Spot each line in the records below where the word "체크인을" occurs, then copy it.
DATASET Start Marker
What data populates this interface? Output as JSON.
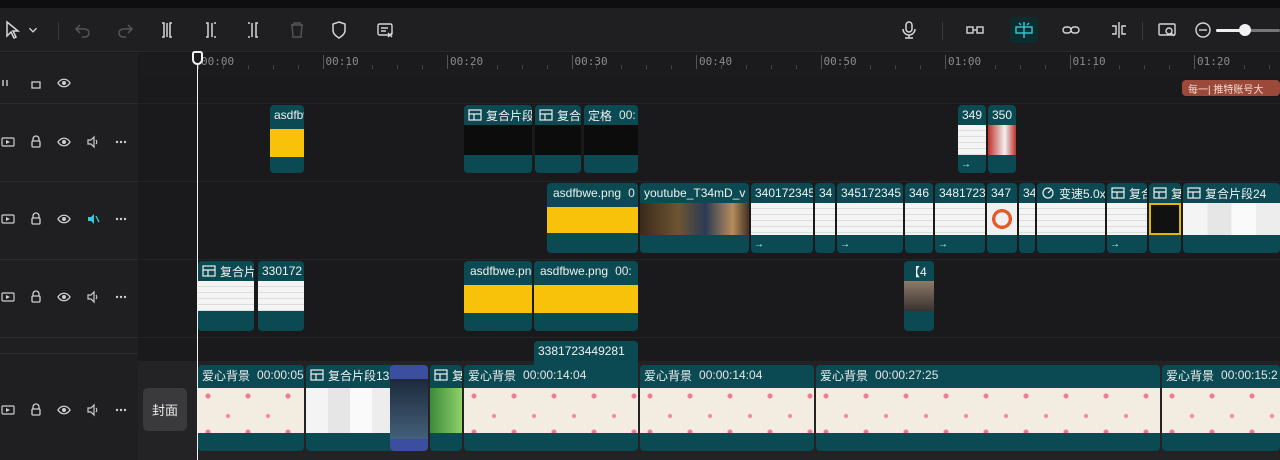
{
  "toolbar": {
    "tools_left": [
      "select-tool",
      "dropdown",
      "undo",
      "redo",
      "split",
      "split-left",
      "split-right",
      "delete",
      "mark",
      "auto-caption"
    ],
    "tools_right": [
      "microphone",
      "link-main",
      "magnet-snap",
      "link-clips",
      "split-preview",
      "preview-quality",
      "zoom-out"
    ],
    "zoom_level": 0.45
  },
  "ruler": {
    "labels": [
      "00:00",
      "00:10",
      "00:20",
      "00:30",
      "00:40",
      "00:50",
      "01:00",
      "01:10",
      "01:20"
    ]
  },
  "tracks": {
    "cover_label": "封面",
    "marker_text": "每一| 推特账号大"
  },
  "clips": {
    "v5_a": "asdfbwe.png",
    "v5_b": "复合片段",
    "v5_c": "复合",
    "v5_d": "定格",
    "v5_e": "00:",
    "v5_f": "349",
    "v5_g": "350",
    "v4_a": "asdfbwe.png",
    "v4_a_dur": "0",
    "v4_b": "youtube_T34mD_v",
    "v4_c": "340172345",
    "v4_d": "34",
    "v4_e": "345172345",
    "v4_f": "346",
    "v4_g": "3481723",
    "v4_h": "347",
    "v4_i": "34",
    "v4_j": "变速5.0x",
    "v4_k": "复合",
    "v4_l": "复",
    "v4_m": "复合片段24",
    "v3_a": "复合片",
    "v3_b": "330172",
    "v3_c": "asdfbwe.png",
    "v3_d": "asdfbwe.png",
    "v3_d_dur": "00:",
    "v3_e": "【4",
    "v2_a": "3381723449281",
    "m_a": "爱心背景",
    "m_a_dur": "00:00:05",
    "m_b": "复合片段13",
    "m_c": "复",
    "m_d": "爱心背景",
    "m_d_dur": "00:00:14:04",
    "m_e": "爱心背景",
    "m_e_dur": "00:00:14:04",
    "m_f": "爱心背景",
    "m_f_dur": "00:00:27:25",
    "m_g": "爱心背景",
    "m_g_dur": "00:00:15:2"
  },
  "colors": {
    "clip": "#0b4a52",
    "accent": "#37c8d8",
    "yellow": "#f8c10a"
  }
}
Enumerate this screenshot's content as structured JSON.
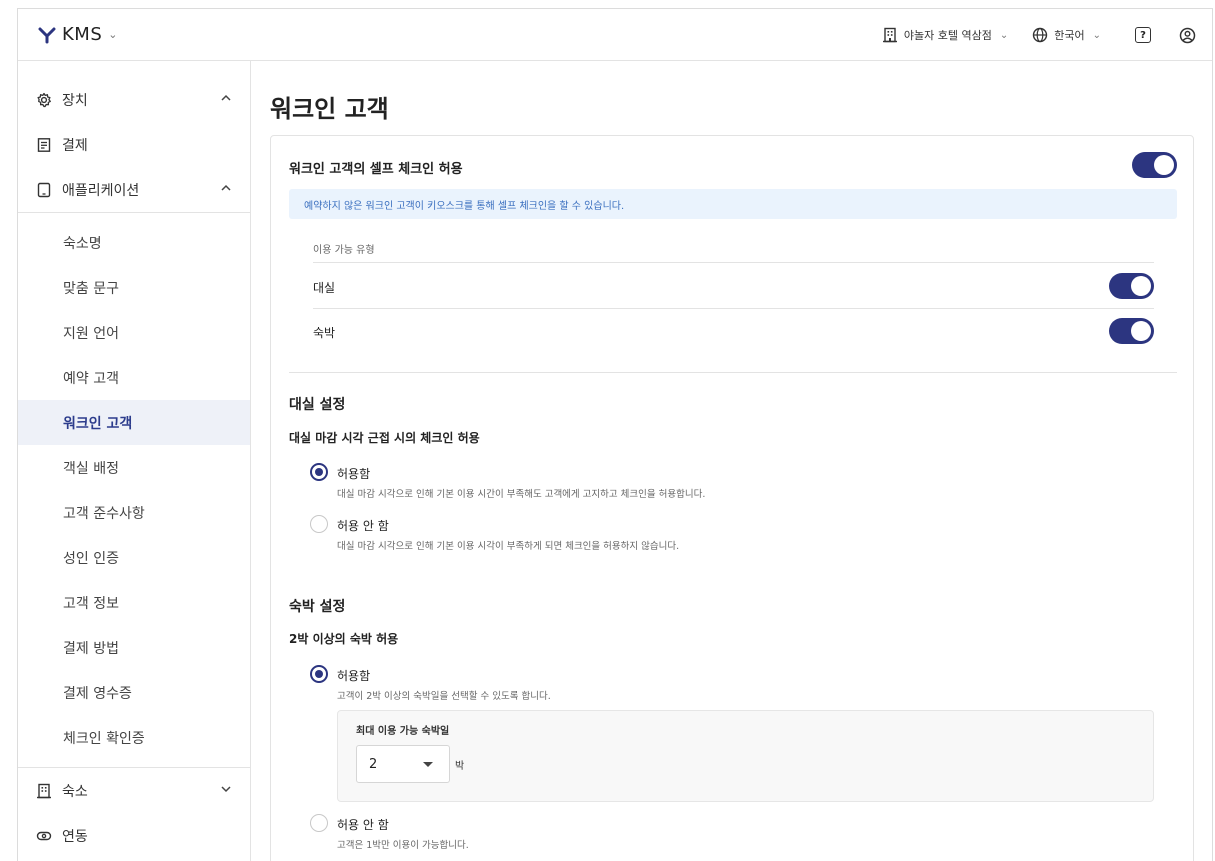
{
  "header": {
    "brand": "KMS",
    "property": "야놀자 호텔 역삼점",
    "language": "한국어"
  },
  "sidebar": {
    "groups": [
      {
        "label": "장치",
        "icon": "gear-icon",
        "expanded": true
      },
      {
        "label": "결제",
        "icon": "receipt-icon"
      },
      {
        "label": "애플리케이션",
        "icon": "tablet-icon",
        "expanded": true
      },
      {
        "label": "숙소",
        "icon": "building-icon",
        "expanded": false
      },
      {
        "label": "연동",
        "icon": "link-icon"
      }
    ],
    "app_items": [
      "숙소명",
      "맞춤 문구",
      "지원 언어",
      "예약 고객",
      "워크인 고객",
      "객실 배정",
      "고객 준수사항",
      "성인 인증",
      "고객 정보",
      "결제 방법",
      "결제 영수증",
      "체크인 확인증"
    ],
    "active_item": "워크인 고객"
  },
  "main": {
    "title": "워크인 고객",
    "self_checkin": {
      "label": "워크인 고객의 셀프 체크인 허용",
      "enabled": true,
      "info": "예약하지 않은 워크인 고객이 키오스크를 통해 셀프 체크인을 할 수 있습니다.",
      "usage_label": "이용 가능 유형",
      "types": [
        {
          "label": "대실",
          "enabled": true
        },
        {
          "label": "숙박",
          "enabled": true
        }
      ]
    },
    "daesil": {
      "heading": "대실 설정",
      "subheading": "대실 마감 시각 근접 시의 체크인 허용",
      "options": [
        {
          "label": "허용함",
          "desc": "대실 마감 시각으로 인해 기본 이용 시간이 부족해도 고객에게 고지하고 체크인을 허용합니다.",
          "selected": true
        },
        {
          "label": "허용 안 함",
          "desc": "대실 마감 시각으로 인해 기본 이용 시각이 부족하게 되면 체크인을 허용하지 않습니다.",
          "selected": false
        }
      ]
    },
    "sukbak": {
      "heading": "숙박 설정",
      "subheading": "2박 이상의 숙박 허용",
      "options": [
        {
          "label": "허용함",
          "desc": "고객이 2박 이상의 숙박일을 선택할 수 있도록 합니다.",
          "selected": true
        },
        {
          "label": "허용 안 함",
          "desc": "고객은 1박만 이용이 가능합니다.",
          "selected": false
        }
      ],
      "max_nights_label": "최대 이용 가능 숙박일",
      "max_nights_value": "2",
      "max_nights_unit": "박"
    }
  },
  "colors": {
    "accent": "#2c3580",
    "active_bg": "#eef1f8",
    "info_bg": "#eaf3fd",
    "info_text": "#3a6fbf"
  }
}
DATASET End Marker
▶ **WRITTEN ANSWER**
      "info": "예약하지 않은 워크인 고객이 키오스크를 통해 셀프 체크인을 할 수 있습니다.",
          "desc": "대실 마감 시각으로 인해 기본 이용 시간이 부족해도 고객에게 고지하고 체크인을 허용합니다.",
          "desc": "대실 마감 시각으로 인해 기본 이용 시각이 부족하게 되면 체크인을 허용하지 않습니다.",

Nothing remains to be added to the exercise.